> TRY IT:
Search term "mossa": copy each line of the data containing it.

> RECORDS FOR THE EXERCISE:
◇ ◇ ◇

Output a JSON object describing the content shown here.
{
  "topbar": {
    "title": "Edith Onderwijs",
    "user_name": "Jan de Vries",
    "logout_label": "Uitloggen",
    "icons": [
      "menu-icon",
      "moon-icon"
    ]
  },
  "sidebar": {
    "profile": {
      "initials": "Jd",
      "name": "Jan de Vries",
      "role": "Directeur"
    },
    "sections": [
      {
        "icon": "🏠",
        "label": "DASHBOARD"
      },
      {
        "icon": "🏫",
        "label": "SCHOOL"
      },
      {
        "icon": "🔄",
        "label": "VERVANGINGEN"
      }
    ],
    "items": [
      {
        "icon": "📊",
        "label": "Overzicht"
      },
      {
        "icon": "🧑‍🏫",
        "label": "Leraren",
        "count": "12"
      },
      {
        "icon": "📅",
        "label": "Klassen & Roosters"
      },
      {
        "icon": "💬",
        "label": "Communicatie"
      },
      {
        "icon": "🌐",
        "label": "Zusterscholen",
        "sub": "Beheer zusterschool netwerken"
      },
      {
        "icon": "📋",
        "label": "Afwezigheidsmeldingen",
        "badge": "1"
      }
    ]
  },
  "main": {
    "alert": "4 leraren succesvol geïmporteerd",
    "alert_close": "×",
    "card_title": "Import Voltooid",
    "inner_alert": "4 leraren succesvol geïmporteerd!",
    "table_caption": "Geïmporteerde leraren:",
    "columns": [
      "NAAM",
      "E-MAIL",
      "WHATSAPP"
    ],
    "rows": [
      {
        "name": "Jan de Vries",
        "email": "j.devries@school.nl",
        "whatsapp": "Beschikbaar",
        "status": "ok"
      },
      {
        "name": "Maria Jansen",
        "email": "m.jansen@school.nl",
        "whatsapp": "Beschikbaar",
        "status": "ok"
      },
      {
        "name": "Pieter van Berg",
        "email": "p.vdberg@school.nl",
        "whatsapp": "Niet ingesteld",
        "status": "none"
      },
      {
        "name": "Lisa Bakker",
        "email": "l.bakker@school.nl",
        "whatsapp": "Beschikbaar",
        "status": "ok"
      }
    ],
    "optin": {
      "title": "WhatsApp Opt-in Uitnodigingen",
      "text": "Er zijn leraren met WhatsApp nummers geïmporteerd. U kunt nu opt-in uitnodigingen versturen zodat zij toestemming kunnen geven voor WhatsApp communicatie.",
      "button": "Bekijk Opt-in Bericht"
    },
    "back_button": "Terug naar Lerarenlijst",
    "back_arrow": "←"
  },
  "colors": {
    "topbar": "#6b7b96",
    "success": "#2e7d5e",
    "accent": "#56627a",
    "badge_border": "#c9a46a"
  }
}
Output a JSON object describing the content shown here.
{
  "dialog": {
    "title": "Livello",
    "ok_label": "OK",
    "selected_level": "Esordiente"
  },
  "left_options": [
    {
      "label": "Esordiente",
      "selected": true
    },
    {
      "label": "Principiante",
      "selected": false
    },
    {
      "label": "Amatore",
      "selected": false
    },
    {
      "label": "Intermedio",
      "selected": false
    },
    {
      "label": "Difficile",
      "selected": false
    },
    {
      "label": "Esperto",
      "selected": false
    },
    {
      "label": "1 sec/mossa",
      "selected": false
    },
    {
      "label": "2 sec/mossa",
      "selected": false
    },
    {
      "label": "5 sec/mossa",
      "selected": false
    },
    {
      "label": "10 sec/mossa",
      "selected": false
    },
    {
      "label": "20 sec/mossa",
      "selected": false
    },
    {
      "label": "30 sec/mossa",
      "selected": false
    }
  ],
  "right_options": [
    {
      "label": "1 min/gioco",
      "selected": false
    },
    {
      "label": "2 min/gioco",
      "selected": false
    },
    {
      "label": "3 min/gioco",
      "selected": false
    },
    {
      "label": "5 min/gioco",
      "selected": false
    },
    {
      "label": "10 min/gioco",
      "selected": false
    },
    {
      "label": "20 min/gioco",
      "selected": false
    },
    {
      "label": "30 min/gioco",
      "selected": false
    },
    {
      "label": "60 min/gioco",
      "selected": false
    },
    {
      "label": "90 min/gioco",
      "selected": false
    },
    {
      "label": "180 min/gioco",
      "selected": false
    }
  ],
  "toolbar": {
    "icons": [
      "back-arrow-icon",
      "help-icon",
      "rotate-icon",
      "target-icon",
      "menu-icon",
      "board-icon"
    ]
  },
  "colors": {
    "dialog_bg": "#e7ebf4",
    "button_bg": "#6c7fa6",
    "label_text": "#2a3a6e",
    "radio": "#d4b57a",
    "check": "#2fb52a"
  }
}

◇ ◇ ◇

> RESULT FOR THIS EXERCISE:
      "label": "1 sec/mossa",
      "label": "2 sec/mossa",
      "label": "5 sec/mossa",
      "label": "10 sec/mossa",
      "label": "20 sec/mossa",
      "label": "30 sec/mossa",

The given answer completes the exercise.